(Website and app data records)
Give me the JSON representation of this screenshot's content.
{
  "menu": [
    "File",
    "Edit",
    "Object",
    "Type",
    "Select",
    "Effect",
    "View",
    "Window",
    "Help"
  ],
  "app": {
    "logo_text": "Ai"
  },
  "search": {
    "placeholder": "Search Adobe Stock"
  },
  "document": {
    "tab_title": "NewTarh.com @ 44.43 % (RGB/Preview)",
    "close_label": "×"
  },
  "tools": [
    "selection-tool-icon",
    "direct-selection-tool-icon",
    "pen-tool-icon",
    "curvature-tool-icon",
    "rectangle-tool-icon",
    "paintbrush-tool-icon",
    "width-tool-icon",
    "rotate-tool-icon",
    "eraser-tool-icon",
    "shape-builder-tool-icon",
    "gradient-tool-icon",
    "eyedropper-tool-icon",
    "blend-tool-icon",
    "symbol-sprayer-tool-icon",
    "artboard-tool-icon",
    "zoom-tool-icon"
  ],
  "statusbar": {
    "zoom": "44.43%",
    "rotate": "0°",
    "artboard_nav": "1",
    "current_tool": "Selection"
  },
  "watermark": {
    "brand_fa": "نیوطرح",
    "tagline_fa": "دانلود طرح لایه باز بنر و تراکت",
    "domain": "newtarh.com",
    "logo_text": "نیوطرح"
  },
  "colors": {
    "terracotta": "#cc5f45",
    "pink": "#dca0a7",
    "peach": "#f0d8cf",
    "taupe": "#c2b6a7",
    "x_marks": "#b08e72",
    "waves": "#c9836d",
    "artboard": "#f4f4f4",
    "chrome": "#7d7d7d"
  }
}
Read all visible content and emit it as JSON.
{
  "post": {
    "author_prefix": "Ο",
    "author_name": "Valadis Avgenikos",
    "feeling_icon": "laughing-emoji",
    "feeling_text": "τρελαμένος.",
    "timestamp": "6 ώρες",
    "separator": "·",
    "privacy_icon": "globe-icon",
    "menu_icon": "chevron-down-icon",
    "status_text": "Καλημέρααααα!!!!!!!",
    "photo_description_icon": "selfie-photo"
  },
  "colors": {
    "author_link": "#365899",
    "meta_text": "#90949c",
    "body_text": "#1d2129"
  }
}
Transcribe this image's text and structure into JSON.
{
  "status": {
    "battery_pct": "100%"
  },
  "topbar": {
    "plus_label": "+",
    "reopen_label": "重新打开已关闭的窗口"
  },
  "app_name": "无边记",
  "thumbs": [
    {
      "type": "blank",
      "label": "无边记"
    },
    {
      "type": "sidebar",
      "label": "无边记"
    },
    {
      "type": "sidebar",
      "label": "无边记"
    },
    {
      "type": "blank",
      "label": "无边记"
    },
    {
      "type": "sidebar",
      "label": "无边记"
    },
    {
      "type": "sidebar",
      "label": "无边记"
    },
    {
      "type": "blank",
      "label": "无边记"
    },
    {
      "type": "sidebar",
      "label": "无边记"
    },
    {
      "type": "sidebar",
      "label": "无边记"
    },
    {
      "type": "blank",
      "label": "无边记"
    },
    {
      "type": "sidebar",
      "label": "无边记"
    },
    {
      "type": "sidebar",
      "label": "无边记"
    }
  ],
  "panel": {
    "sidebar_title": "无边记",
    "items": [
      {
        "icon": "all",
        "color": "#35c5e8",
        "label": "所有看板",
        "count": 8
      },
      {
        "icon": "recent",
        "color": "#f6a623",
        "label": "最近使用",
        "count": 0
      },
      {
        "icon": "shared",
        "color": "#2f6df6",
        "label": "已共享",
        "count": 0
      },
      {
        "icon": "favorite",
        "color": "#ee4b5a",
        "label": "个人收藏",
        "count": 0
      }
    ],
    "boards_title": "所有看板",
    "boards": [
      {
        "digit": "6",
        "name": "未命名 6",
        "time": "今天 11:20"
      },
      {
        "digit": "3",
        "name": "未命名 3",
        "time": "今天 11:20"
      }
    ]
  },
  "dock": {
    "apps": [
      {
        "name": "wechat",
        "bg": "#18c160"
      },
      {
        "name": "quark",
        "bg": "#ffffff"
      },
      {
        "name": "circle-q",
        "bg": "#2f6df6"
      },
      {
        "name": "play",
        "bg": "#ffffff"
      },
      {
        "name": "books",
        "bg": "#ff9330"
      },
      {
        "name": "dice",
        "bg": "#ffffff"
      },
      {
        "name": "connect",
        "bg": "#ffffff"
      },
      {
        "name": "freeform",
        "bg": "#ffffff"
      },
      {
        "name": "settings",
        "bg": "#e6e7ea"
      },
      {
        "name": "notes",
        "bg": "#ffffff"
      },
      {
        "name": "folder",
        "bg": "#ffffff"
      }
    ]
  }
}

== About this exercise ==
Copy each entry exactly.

== Task answer ==
Give me the JSON representation of this screenshot's content.
{
  "menu": [
    "File",
    "Edit",
    "Object",
    "Type",
    "Select",
    "Effect",
    "View",
    "Window",
    "Help"
  ],
  "app": {
    "logo_text": "Ai"
  },
  "search": {
    "placeholder": "Search Adobe Stock"
  },
  "document": {
    "tab_title": "NewTarh.com @ 44.43 % (RGB/Preview)",
    "close_label": "×"
  },
  "tools": [
    "selection-tool-icon",
    "direct-selection-tool-icon",
    "pen-tool-icon",
    "curvature-tool-icon",
    "rectangle-tool-icon",
    "paintbrush-tool-icon",
    "width-tool-icon",
    "rotate-tool-icon",
    "eraser-tool-icon",
    "shape-builder-tool-icon",
    "gradient-tool-icon",
    "eyedropper-tool-icon",
    "blend-tool-icon",
    "symbol-sprayer-tool-icon",
    "artboard-tool-icon",
    "zoom-tool-icon"
  ],
  "statusbar": {
    "zoom": "44.43%",
    "rotate": "0°",
    "artboard_nav": "1",
    "current_tool": "Selection"
  },
  "watermark": {
    "brand_fa": "نیوطرح",
    "tagline_fa": "دانلود طرح لایه باز بنر و تراکت",
    "domain": "newtarh.com",
    "logo_text": "نیوطرح"
  },
  "colors": {
    "terracotta": "#cc5f45",
    "pink": "#dca0a7",
    "peach": "#f0d8cf",
    "taupe": "#c2b6a7",
    "x_marks": "#b08e72",
    "waves": "#c9836d",
    "artboard": "#f4f4f4",
    "chrome": "#7d7d7d"
  }
}
Read all visible content and emit it as JSON.
{
  "post": {
    "author_prefix": "Ο",
    "author_name": "Valadis Avgenikos",
    "feeling_icon": "laughing-emoji",
    "feeling_text": "τρελαμένος.",
    "timestamp": "6 ώρες",
    "separator": "·",
    "privacy_icon": "globe-icon",
    "menu_icon": "chevron-down-icon",
    "status_text": "Καλημέρααααα!!!!!!!",
    "photo_description_icon": "selfie-photo"
  },
  "colors": {
    "author_link": "#365899",
    "meta_text": "#90949c",
    "body_text": "#1d2129"
  }
}
Transcribe this image's text and structure into JSON.
{
  "status": {
    "battery_pct": "100%"
  },
  "topbar": {
    "plus_label": "+",
    "reopen_label": "重新打开已关闭的窗口"
  },
  "app_name": "无边记",
  "thumbs": [
    {
      "type": "blank",
      "label": "无边记"
    },
    {
      "type": "sidebar",
      "label": "无边记"
    },
    {
      "type": "sidebar",
      "label": "无边记"
    },
    {
      "type": "blank",
      "label": "无边记"
    },
    {
      "type": "sidebar",
      "label": "无边记"
    },
    {
      "type": "sidebar",
      "label": "无边记"
    },
    {
      "type": "blank",
      "label": "无边记"
    },
    {
      "type": "sidebar",
      "label": "无边记"
    },
    {
      "type": "sidebar",
      "label": "无边记"
    },
    {
      "type": "blank",
      "label": "无边记"
    },
    {
      "type": "sidebar",
      "label": "无边记"
    },
    {
      "type": "sidebar",
      "label": "无边记"
    }
  ],
  "panel": {
    "sidebar_title": "无边记",
    "items": [
      {
        "icon": "all",
        "color": "#35c5e8",
        "label": "所有看板",
        "count": 8
      },
      {
        "icon": "recent",
        "color": "#f6a623",
        "label": "最近使用",
        "count": 0
      },
      {
        "icon": "shared",
        "color": "#2f6df6",
        "label": "已共享",
        "count": 0
      },
      {
        "icon": "favorite",
        "color": "#ee4b5a",
        "label": "个人收藏",
        "count": 0
      }
    ],
    "boards_title": "所有看板",
    "boards": [
      {
        "digit": "6",
        "name": "未命名 6",
        "time": "今天 11:20"
      },
      {
        "digit": "3",
        "name": "未命名 3",
        "time": "今天 11:20"
      }
    ]
  },
  "dock": {
    "apps": [
      {
        "name": "wechat",
        "bg": "#18c160"
      },
      {
        "name": "quark",
        "bg": "#ffffff"
      },
      {
        "name": "circle-q",
        "bg": "#2f6df6"
      },
      {
        "name": "play",
        "bg": "#ffffff"
      },
      {
        "name": "books",
        "bg": "#ff9330"
      },
      {
        "name": "dice",
        "bg": "#ffffff"
      },
      {
        "name": "connect",
        "bg": "#ffffff"
      },
      {
        "name": "freeform",
        "bg": "#ffffff"
      },
      {
        "name": "settings",
        "bg": "#e6e7ea"
      },
      {
        "name": "notes",
        "bg": "#ffffff"
      },
      {
        "name": "folder",
        "bg": "#ffffff"
      }
    ]
  }
}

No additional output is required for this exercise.